September 5, 2014
Massive New Species Of Titanosaur Discovered In Argentina
Chuck Bednar for redOrbit.com - Your Universe Online
A gigantic and remarkably complete dinosaur skeleton belongs to a new species that was 85 foot long and weighed a reported 65 tons during its lifetime, according to new research appearing in the September 4 online edition of the journal Scientific Reports.The creature, which has been named Dreadnoughtus schrani is the largest land animal for which a body mass can be accurately calculated, the US National Science Foundation (NSF) explained on Thursday. Furthermore, its skeleton is exceptionally complete, with more than 70 percent of bone types (excluding the head) represented, the NSF added.
[Watch the Video: Dreadnoughtus: A Dinosaur Discovery ]
“Dreadnoughtus schrani was astoundingly huge,” paleontologist Dr. Kenneth Lacovara, an associate professor in the Drexel University College of Arts and Sciences and a member of the team that discovered the fossils at a site in southern Patagonia, said in a statement.
“It weighed as much as a dozen African elephants or more than seven T. rex,” he added. “Shockingly, skeletal evidence shows that when this 65-ton specimen died, it was not yet full grown. It is by far the best example we have of any of the most giant creatures to ever walk the planet.”
In fact, Brian Switek of National Geographic said the dinosaur would have been heavier than a Chieftain FV4201 tank, and the study authors claim it would have been “nearly impervious to attack” from predators. Dreadnoughtus was a titanosaur, meaning that it was a large herbivore with a small head and long neck, and it most likely lived between 84 million and 66 million years ago, he added.

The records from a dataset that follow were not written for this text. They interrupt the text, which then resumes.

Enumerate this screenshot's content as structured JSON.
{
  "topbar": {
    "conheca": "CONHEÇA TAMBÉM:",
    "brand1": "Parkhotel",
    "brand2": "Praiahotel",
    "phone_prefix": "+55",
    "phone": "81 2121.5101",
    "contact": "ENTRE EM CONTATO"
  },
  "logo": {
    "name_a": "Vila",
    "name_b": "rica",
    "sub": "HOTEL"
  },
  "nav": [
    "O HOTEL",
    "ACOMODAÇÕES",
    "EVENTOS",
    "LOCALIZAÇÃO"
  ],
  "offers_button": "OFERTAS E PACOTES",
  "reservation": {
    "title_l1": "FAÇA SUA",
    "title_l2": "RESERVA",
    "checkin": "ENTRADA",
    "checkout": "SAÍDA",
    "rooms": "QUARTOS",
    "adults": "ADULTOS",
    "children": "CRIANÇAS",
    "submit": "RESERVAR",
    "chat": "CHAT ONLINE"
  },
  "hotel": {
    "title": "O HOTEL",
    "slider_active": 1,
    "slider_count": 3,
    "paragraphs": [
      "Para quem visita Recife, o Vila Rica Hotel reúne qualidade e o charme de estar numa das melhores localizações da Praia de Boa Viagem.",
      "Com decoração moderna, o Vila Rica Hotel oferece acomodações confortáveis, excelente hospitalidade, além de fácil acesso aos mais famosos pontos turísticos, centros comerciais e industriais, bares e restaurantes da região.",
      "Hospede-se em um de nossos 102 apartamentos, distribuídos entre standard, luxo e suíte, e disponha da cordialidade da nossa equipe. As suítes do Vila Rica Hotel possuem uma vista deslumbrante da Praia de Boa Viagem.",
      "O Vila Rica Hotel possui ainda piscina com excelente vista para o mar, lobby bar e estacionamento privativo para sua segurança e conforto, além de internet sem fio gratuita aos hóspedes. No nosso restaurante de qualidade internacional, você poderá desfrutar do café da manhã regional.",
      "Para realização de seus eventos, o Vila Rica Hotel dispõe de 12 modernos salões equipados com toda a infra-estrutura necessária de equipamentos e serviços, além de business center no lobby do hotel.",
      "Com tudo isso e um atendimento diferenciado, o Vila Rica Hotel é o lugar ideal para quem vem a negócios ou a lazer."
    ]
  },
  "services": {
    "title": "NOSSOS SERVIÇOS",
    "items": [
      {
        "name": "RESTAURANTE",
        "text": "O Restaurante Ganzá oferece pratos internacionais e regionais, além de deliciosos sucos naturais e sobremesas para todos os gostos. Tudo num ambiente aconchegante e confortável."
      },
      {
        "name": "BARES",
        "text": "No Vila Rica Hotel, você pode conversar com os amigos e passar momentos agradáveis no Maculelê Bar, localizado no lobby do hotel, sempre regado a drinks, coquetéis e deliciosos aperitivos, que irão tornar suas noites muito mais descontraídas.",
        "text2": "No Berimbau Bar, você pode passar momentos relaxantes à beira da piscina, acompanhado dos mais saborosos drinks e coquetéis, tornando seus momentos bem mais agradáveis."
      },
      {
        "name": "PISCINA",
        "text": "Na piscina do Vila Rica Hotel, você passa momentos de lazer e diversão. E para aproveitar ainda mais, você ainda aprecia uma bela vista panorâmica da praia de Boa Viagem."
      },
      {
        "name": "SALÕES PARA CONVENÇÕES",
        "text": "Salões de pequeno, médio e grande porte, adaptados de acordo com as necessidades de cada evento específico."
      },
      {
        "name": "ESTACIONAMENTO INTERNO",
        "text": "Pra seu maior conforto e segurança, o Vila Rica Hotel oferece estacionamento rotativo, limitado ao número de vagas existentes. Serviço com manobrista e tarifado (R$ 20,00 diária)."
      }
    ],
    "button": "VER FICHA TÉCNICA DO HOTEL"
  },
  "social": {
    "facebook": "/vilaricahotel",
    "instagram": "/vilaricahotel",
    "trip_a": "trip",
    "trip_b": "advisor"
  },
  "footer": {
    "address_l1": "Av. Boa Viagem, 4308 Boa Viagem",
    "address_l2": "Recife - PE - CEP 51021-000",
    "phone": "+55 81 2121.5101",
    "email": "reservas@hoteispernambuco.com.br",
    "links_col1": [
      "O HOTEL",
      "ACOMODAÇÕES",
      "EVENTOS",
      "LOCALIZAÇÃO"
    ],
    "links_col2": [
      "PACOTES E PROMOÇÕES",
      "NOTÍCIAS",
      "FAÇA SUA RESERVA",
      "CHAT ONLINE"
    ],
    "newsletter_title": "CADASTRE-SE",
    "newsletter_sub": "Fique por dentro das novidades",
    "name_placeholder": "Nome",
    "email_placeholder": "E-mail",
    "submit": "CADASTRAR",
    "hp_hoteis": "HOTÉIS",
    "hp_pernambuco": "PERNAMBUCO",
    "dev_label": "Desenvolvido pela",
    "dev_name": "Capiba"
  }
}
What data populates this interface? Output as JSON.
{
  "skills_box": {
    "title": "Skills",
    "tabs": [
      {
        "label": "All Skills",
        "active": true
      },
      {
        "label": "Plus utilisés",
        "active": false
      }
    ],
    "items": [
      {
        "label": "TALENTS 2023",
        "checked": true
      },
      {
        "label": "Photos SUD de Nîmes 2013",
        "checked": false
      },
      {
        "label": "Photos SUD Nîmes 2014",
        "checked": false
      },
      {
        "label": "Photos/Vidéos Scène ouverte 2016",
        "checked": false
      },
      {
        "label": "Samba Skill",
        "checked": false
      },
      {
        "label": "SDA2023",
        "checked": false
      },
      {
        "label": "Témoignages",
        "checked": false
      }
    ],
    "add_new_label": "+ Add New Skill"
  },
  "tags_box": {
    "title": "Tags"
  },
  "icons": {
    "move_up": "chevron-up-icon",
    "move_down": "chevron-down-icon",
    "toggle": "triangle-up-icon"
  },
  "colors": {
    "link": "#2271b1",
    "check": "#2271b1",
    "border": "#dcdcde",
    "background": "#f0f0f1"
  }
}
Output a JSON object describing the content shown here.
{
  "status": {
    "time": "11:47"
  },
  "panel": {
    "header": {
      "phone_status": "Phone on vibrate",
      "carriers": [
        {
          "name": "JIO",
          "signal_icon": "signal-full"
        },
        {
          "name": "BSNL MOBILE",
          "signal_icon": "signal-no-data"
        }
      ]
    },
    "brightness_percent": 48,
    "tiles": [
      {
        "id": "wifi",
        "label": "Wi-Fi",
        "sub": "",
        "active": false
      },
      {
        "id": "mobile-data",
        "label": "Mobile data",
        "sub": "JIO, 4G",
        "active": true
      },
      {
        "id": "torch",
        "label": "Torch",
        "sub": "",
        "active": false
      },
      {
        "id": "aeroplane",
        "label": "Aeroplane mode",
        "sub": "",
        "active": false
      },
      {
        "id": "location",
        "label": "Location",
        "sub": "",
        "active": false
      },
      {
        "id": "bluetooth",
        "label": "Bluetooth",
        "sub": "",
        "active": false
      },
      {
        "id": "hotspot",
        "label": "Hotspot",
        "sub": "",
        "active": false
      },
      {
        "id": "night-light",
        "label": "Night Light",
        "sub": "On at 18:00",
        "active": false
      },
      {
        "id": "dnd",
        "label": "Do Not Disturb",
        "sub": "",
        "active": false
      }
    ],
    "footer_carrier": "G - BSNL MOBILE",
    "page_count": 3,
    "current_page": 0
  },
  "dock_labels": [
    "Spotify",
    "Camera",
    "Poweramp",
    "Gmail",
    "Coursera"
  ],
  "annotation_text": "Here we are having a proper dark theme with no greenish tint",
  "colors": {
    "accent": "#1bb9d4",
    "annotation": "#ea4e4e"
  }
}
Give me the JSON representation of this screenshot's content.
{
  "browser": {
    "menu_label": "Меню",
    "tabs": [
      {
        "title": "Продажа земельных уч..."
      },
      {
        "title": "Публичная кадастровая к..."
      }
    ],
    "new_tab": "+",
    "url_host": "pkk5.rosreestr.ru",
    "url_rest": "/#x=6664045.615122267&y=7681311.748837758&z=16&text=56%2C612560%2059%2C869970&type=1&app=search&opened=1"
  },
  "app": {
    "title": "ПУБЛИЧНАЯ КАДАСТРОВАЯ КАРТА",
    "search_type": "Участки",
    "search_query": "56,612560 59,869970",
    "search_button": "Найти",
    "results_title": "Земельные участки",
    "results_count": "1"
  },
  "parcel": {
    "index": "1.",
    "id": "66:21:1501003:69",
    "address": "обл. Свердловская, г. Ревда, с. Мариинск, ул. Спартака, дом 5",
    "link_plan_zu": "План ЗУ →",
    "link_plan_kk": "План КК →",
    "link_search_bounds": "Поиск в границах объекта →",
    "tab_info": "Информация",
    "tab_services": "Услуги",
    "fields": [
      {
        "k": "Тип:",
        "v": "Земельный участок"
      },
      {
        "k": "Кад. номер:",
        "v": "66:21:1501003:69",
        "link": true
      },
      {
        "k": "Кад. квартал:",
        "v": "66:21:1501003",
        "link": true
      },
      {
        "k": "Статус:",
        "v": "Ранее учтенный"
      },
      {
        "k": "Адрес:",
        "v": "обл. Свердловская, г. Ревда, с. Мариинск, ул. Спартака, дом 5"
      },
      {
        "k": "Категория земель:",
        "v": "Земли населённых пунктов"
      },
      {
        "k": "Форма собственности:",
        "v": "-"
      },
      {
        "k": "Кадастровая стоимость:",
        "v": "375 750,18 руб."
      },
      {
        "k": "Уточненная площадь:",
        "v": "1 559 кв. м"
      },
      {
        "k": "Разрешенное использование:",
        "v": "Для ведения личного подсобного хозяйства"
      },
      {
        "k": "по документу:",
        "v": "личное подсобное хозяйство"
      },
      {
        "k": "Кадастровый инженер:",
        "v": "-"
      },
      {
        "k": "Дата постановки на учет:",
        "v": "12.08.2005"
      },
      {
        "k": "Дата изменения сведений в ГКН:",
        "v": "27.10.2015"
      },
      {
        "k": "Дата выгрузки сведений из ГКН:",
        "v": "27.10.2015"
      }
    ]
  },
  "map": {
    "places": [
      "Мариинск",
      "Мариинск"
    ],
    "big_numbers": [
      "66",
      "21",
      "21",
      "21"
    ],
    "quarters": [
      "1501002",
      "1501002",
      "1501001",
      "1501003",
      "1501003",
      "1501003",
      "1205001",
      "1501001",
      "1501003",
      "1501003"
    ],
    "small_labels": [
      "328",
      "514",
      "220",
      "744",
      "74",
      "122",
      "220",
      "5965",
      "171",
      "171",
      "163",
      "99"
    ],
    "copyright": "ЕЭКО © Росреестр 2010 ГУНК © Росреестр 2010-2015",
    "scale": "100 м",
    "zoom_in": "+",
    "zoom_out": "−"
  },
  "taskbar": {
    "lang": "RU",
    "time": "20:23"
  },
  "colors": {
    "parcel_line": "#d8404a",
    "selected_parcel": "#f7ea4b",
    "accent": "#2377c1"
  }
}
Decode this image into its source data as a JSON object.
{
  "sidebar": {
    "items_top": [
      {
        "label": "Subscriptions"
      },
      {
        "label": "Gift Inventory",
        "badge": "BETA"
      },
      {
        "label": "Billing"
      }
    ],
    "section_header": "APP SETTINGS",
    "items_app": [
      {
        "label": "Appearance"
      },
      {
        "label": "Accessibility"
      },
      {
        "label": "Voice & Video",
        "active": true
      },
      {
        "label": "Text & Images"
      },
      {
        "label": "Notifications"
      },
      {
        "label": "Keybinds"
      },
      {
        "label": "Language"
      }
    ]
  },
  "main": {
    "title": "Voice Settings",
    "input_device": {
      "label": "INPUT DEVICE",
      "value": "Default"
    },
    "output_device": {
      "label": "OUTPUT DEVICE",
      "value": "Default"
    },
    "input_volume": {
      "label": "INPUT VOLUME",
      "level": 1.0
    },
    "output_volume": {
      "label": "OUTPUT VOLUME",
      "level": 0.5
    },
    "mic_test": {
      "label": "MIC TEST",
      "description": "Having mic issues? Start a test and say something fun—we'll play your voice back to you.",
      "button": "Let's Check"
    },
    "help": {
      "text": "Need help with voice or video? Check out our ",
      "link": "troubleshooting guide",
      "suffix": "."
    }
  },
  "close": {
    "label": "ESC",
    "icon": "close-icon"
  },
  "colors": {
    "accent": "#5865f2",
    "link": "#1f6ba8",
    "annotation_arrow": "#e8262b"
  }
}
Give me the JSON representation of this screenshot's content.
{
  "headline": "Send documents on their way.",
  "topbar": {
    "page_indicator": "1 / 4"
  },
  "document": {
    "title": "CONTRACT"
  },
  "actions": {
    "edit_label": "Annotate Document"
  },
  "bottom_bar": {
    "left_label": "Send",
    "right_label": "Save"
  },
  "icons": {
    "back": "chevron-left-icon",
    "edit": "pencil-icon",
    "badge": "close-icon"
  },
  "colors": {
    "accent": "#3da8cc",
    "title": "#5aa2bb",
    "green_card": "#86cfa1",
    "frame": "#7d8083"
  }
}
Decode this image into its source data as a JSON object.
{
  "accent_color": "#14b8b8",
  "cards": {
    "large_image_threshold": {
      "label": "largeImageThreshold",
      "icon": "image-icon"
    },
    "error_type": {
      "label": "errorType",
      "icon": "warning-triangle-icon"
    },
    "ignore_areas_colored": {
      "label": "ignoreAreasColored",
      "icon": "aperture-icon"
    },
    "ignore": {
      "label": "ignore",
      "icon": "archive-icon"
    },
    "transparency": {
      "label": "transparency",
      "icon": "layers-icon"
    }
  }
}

“What makes Dreadnoughtus a remarkable new addition to this prehistoric family is the amount of material recovered from the dinosaur,” Switek explained. “The remains, representing two individual animals, include both the humerus and femur of Dreadnoughtus.” Lacovara and a team of experts from the US and Argentina measured the circumferences of those bones and used them to estimate the weight of the new species.
The fossils used in the identification of the new species were excavated of the course of four field seasons from 2005 through 2009 by Lacovara, Lucio M. Ibiricu of the Centro Nacional Patagonico in Chubut, Argentina, Matthew Lamanna of the Carnegie Museum of Natural History, and Jason Poole of the Academy of Natural Sciences of Drexel University, as well as a team of other former and current Drexel students and other collaborators, the NSF said.
Among the bones unearthed during those sessions were an over three-foot long neck vertebra, a thigh bone roughly as tall as a human male, and ribs the size of planks, said Ian Sample, science editor with The Guardian. Its bones represent the most complete skeleton of a titanosaur ever recovered, and the massive size of the Dreadnoughtus schrani led it to be named in honor of the dreadnought battleships.
Drexel University reports that more than 100 different elements of the creature’s skeleton are represented from the sample, including most of the vertebrae from its 30-foot-long tail, the neck vertebra, scapula, multiple ribs, toes, a claw, a small section of jaw and a single-tooth, as well as most of the forelimb and hind limb bones and a humerus.
The loss of the skull is fairly common in large plant-eaters, Sample explained, since the skull bones tended to be relative small and light enough to allow the dinosaur to lift its head. Along with the Dreadnoughtus schrani fossils, the team also unearthed less-complete remains to a second, smaller titanosaur at the site, the university added.